“Ethnic affiliation has never been forgotten in the territories of the former Yugoslavia. It did play a certain role, and it did influence decisions even during the Tito’s era of strict ‘Brotherhood and Unity’”. Várady T., “Minorities, Majorities, Law and Ethnicity: Reflections of the Yugoslav Case”, Human Rights Quarterly, Vol. […]
In the Serbian historiography about the issue of Prince Lazar’s cult, the most contestable question is: Was Lazar’s cult established as an organized one by the church or it started spontaneously? In other words: Was the canonization of Prince Lazar done under the church law or not?
The Battle of Kosovo surely became a focal element of the Serbian patriotism and nationalism up today as no other historical event had a stronger emotional and psychological influence on the Serb people as a nation. In fact, the battle and all different myths and legends around it in the course of time created a modern Serbian nation as an “imagined community”.
Basically, Vitezović’s idea was to ideologically pave the road to the creation of a unified Croatia with the help of the Habsburg foreign policy as all South Slavs and their lands were already before the Great Vienna War considered by Vienna to be within the Habsburg sphere of interest.
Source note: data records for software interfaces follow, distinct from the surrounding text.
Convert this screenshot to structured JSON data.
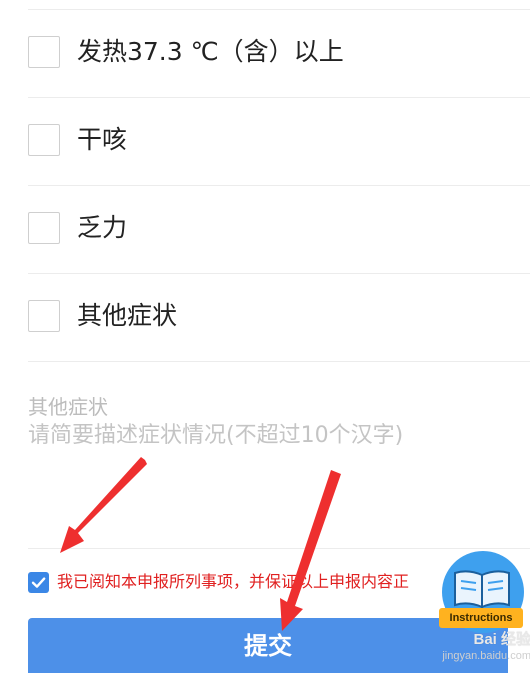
{
  "symptoms": {
    "options": [
      {
        "label": "发热37.3 ℃（含）以上",
        "checked": false
      },
      {
        "label": "干咳",
        "checked": false
      },
      {
        "label": "乏力",
        "checked": false
      },
      {
        "label": "其他症状",
        "checked": false
      }
    ]
  },
  "other_symptoms": {
    "title": "其他症状",
    "placeholder": "请简要描述症状情况(不超过10个汉字)",
    "value": ""
  },
  "agreement": {
    "checked": true,
    "text": "我已阅知本申报所列事项，并保证以上申报内容正"
  },
  "submit": {
    "label": "提交"
  },
  "watermark": {
    "tag": "Instructions",
    "brand": "Bai 经验",
    "url": "jingyan.baidu.com"
  },
  "colors": {
    "accent": "#4d90e8",
    "checkbox_checked": "#3b87e6",
    "agreement_text": "#e02020",
    "annotation_arrow": "#ee2f2f"
  }
}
The real ideological source for such a division of the whole world was the Slavic idea which decisively influenced Vitezović who recognized that all Slavs belonged to a single ethnolinguistic community.